Written by Elisabeth Siegel
The opening of Siah Armajani’s “Follow this Line” at the Met Breuer on Feb. 20 was well-attended by a flurry of art community luminaries.
The artist himself was approached by a steady stream of admirers throughout the event, ranging from a small, novice gaggle of awestruck Yale students (the author among them) to curator giants of the art world and other artists — particularly those also from Iran and the larger Middle East — who had flocked to attend the first night of the exhibit.
After all, here was the first ever solo show exhibition at the Metropolitan Museum for an Iranian artist.

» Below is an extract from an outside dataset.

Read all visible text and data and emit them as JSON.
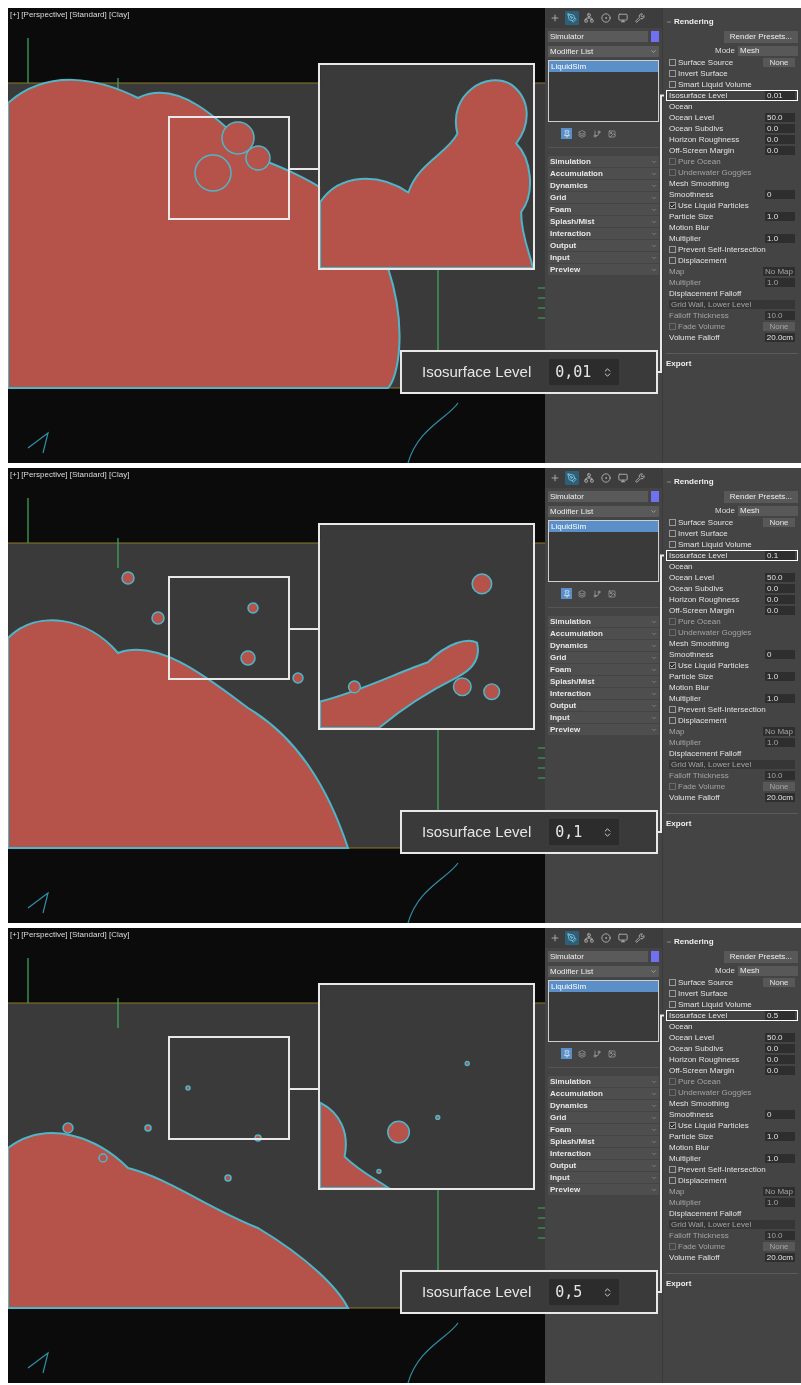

The retrospective at the Met Breuer will be available from Feb. 20 to June 9, 2019, and it spans nearly six decades, involving a whirlwind of Armajani’s works that reference Persian calligraphy and signology, poetry, mathematical equations, programming, Expressionism, Bauhaus design, and Constructivism.
The enduring spirit of Armajani, who came to the United States to stay safe from anti-democratic political violence under the Shah in Iran and who at the age of 79 continues to create politically relevant installation works makes him a veritable legend.
Armajani was born in Tehran in 1939. His earlier works mostly make use of ink or watercolor on cloth or paper, balancing abstraction with overt politicality. As a socialist and dissenter under the Shah’s regime, Armajani emigrated at the age of 20 in 1960, and he arrived in Minneapolis. At Macalester College, he studied philosophy; his work demonstrates influences from other intellectual figures within philosophy and politics, such as Ralph Waldo Emerson and Ahmad Shamlou.
The theme of “exile” is a thread wound through a number of his works. The expansive, 23-foot piece “Letters Home” involves handwriting and artwork with a felt-tip pen on cloth, containing writing and illustrations that Armajani sent home in letters to his family still in Iran.
“The works on view combine a wide range of references: political propaganda, religious sermons, handwritten letters, magic spells, recited poems, songs broadcast on the radio, and architectural elements,” wrote the Metropolitan Museum about the works. “As hybrid objects, they invite new readings and offer multiple perspectives. At the same time, they resist interpretation by blocking access, obscuring legibility, and frustrating conventions of use. These two apparently contradictory gestures are central to the experience of exile.”
Armajani is also known for creating large-scale, interactive and environmental sculptures that subvert traditional leisure or functional architectural works across the American landscape. He has had over 100 of such projects realized throughout the world. His work often invites viewer participation in order to link public places with their philosophical, political, and ethical eventualities. For instance, within the gallery floor, the Sacco and Vanzetti Reading Room — named for two influential Italian anarchists executed in the U.S. in the 1920’s — invites the audience to spend some time within that room browsing the reading recommendations and to take a pencil if they so wish.
The collection of works captures the full breadth and depth of his feelings towards exile, and more largely questions the role public art can play in the U.S. today.
Above all, Armajani believes that it is paramount for art to speak to large political truths, and for art to ultimately be able to exist and conduct discourse beyond its own contained, discrete being. There is no question that his storied 60 year career speaks for itself here.
With thanks to Sultan Sooud Al-Qassemi.